The answer must consist of every line in the data that contains "Graphic".
------------
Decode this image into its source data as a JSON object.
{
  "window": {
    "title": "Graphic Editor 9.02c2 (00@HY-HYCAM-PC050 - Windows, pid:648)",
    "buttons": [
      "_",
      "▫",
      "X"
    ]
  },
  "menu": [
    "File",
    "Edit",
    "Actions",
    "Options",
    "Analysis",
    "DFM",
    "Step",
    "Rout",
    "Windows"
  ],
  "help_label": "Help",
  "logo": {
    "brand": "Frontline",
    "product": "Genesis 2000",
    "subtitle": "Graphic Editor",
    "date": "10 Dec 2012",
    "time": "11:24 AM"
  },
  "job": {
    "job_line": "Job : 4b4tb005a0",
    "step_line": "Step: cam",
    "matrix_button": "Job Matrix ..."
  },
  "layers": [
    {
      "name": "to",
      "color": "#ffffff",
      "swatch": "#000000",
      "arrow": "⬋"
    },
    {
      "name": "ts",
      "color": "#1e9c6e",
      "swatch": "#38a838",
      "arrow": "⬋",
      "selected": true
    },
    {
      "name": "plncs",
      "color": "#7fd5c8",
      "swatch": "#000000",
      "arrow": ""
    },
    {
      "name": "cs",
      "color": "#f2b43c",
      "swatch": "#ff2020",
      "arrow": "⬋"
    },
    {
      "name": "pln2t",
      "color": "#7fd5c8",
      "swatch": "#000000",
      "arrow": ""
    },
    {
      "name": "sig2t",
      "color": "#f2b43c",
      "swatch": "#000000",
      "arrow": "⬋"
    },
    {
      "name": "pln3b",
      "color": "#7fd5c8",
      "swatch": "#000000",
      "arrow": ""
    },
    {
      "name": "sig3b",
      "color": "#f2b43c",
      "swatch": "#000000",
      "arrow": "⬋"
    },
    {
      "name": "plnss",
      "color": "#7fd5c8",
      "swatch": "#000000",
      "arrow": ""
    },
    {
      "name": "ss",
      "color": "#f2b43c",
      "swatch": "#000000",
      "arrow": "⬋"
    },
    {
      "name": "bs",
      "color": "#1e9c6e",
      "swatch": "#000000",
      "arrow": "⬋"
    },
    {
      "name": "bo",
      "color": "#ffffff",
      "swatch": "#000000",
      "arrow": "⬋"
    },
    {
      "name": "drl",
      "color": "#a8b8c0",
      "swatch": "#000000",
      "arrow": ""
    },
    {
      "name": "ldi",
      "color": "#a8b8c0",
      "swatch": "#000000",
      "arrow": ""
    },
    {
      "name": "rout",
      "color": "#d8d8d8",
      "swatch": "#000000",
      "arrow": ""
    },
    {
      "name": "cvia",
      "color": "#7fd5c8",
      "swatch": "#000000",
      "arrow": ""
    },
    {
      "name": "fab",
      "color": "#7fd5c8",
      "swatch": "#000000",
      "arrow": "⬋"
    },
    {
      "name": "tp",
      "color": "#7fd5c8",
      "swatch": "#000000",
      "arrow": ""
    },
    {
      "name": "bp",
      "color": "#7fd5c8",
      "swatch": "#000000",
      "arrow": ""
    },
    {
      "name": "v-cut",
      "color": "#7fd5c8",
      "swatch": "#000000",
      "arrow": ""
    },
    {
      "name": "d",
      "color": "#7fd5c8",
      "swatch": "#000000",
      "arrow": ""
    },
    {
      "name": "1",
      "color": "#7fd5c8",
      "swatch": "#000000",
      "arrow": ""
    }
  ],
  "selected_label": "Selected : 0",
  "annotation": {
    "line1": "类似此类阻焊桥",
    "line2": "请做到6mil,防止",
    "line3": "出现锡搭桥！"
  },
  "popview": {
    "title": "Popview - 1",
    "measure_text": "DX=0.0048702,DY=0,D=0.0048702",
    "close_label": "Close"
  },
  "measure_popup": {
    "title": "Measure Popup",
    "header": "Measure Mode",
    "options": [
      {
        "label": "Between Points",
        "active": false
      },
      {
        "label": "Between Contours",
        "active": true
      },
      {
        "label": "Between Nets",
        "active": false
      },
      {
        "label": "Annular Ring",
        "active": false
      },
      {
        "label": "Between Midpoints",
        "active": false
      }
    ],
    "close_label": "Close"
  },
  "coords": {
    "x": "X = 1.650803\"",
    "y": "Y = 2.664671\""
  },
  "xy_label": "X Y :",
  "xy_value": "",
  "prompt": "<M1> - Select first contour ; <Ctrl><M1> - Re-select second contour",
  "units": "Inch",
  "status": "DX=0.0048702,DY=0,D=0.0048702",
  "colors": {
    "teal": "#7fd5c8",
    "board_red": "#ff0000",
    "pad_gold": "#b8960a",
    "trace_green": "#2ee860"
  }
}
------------
**Your solution:**
    "title": "Graphic Editor 9.02c2 (00@HY-HYCAM-PC050 - Windows, pid:648)",
    "subtitle": "Graphic Editor",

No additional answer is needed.